Have you seen the final installment of the Harry Potter movie empire yet? I haven’t. But with it bringing in some $168.6 million on opening weekend it sure is something to talk about. I wasn’t thinking too much about it until I logged onto Face Book this morning and noticed an interesting post by one of my friends. He jokingly wondered how many “Christians” who loudly protested the first movie a number of years ago were now in line buying tickets to see how the whole series finished up. “God Hates Witches” they shouted back in the day. I remember those days and thought I’d drop a few thoughts on how followers of Christ can better respond to such a phenomena. Here are some things to start with.
1. Is rudely protesting a movie really that smart? I don’t see the first Christians doing that in Acts. While Jesus told the woman caught in adultery to leave her life of sin, the only folks he whooped up on were the religious Pharisees. Maybe spreading the love of Christ and Kingdom of God would come a lot easier if we just lived the way Christ lived instead of trying to fight his battles for him.

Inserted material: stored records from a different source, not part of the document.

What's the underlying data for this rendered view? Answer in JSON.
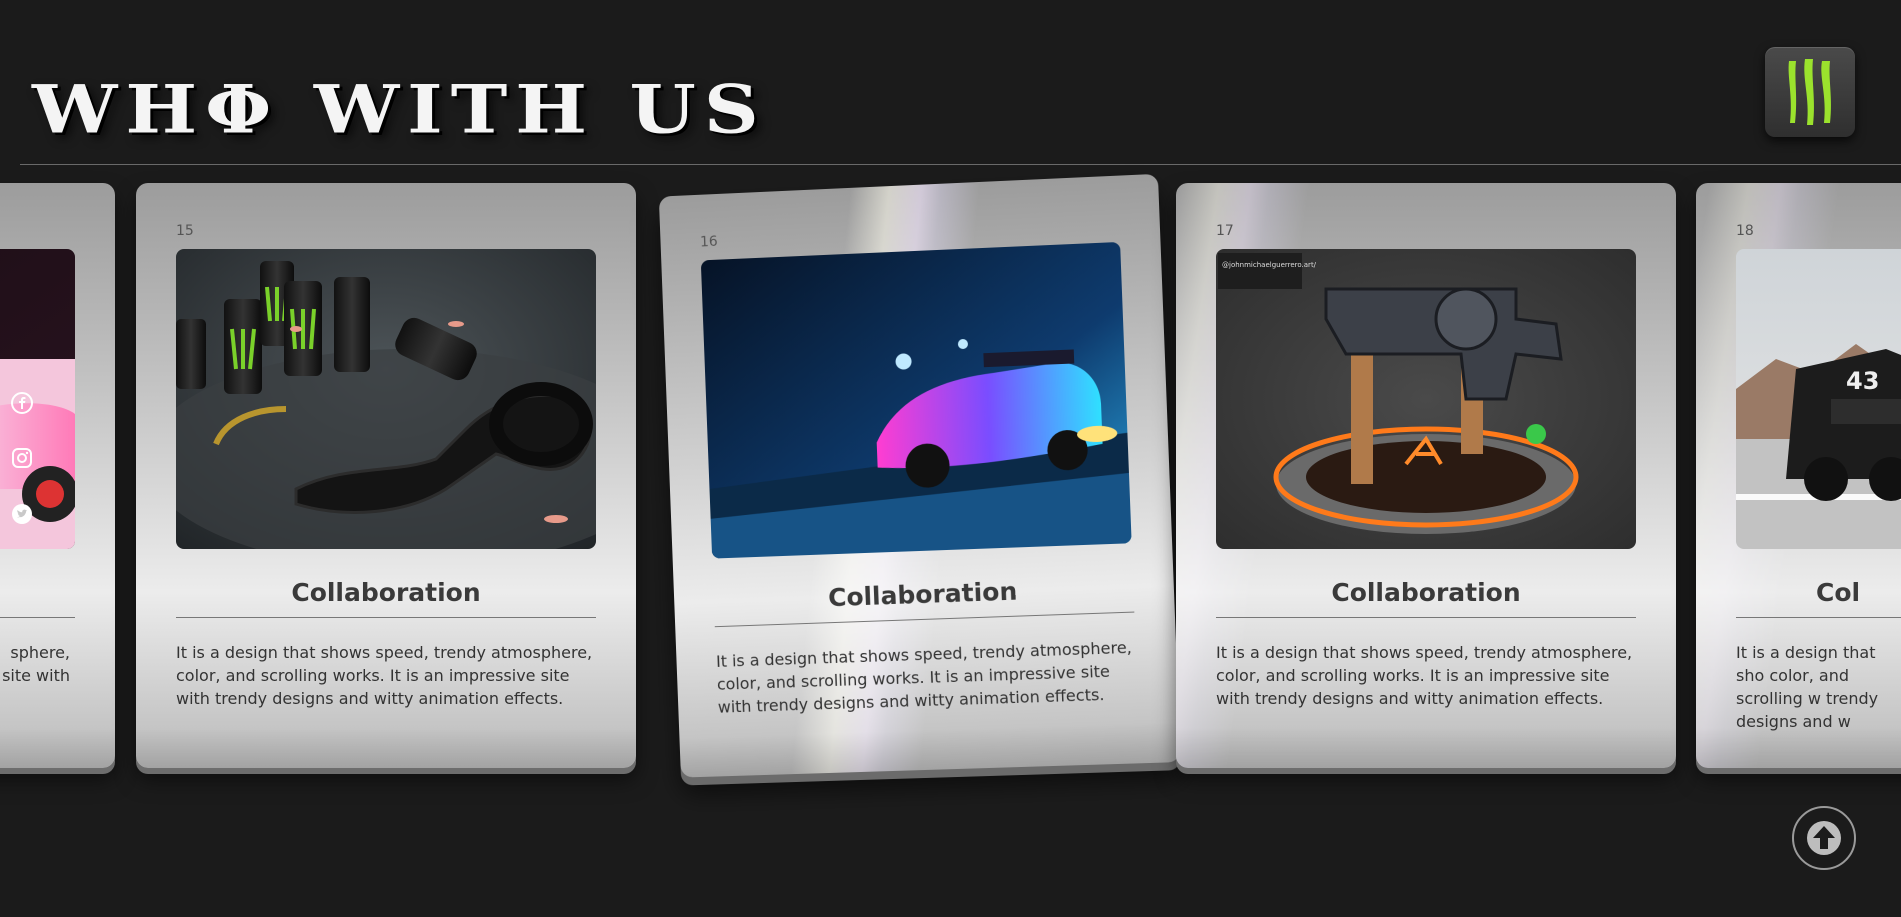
{
  "page": {
    "title": "WHΦ WITH US"
  },
  "logo": {
    "icon": "monster-claw-icon",
    "accent": "#9be22d"
  },
  "cards": [
    {
      "number": "",
      "title": "",
      "description": "sphere,\n site with"
    },
    {
      "number": "15",
      "title": "Collaboration",
      "description": "It is a design that shows speed, trendy atmosphere, color, and scrolling works. It is an impressive site with trendy designs and witty animation effects."
    },
    {
      "number": "16",
      "title": "Collaboration",
      "description": "It is a design that shows speed, trendy atmosphere, color, and scrolling works. It is an impressive site with trendy designs and witty animation effects."
    },
    {
      "number": "17",
      "title": "Collaboration",
      "description": "It is a design that shows speed, trendy atmosphere, color, and scrolling works. It is an impressive site with trendy designs and witty animation effects."
    },
    {
      "number": "18",
      "title": "Col",
      "description": "It is a design that sho color, and scrolling w trendy designs and w"
    }
  ],
  "watermark_text": "@johnmichaelguerrero.art/",
  "social_icons": [
    "facebook-icon",
    "instagram-icon",
    "twitter-icon"
  ],
  "scroll_top": {
    "icon": "arrow-up-icon"
  }
}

2. On the God “Hates” issue though, we really do need to rethink this. So many times today people look at God as the big sugar daddy up in the sky that is available at our beckon call. But the reality is that God does indeed hate sin and his wrath is heavy on those who oppose and ignore him. Note Ps. 5:5 as a starting place on that one. But that is why God sent Christ. God is Holy; but He is also perfect in love. That was the point of Christ dying on the cross; he took the punishment that we all deserve.
3. So witchcraft is indeed sin. But so is gossip and gluttony which seem to be fine with many Christians.
4. There are real people who practice real witchcraft today. Debi and I have a friend back in Nor Cal who is a “practicing witch”. We love her as a person and friend. But we don’t excuse the practice. The real deal is not a laughing matter.
5. With our girls who have watched some of the movies and read some of the books, we have explained to them that this is all pretend but that there are real people who are into magical spells. That’s a bad deal. But we’ve also showed them that God is more powerful than witchcraft.
6. What about “The Lord of the Rings” and “The Chronicles of Narnia“? The point being that if we make a blanket statement that you can’t read about or watch movies with witches; you have to throw those out as well. Yes, there is a difference between the Chronicles of Narnia and Potter. CS Lewis wrote clearly with Christian allegory in mind. Likewise, one can easily see the Christian influence in Tolkien. I think the reason why some folks get upset with Potter is that it is presented in such a way as to make magic something noble and fine in modern life where as the others are clearly fictional stories in the middle ages. But we still need to watch those all or nothing statements.
7. So witchcraft is a big deal and the first Christians in Ephesus who came from demon worship treated it that way. They actually burnt their scrolls which monetarily equaled up to many years of wages. Reff. Acts 19:18-19. Again, the point being that as followers of Christ we should not personally engage in the practice or even get involved with such things as tarot cards or fortune telling.
8. Over all, it seems like the best option is for everyone to just keep their heads on. Witchcraft is a real deal which is condemned by God. But HP is just a book and adventure movie. I’ve seen a couple of the flicks with my kids. On one side; just some fun, no big deal. On the other hand, without proper education, the HP books can lead some astray. So balance seems to be a big word here. Intelligent conversations, not shouting matches.
What would you add?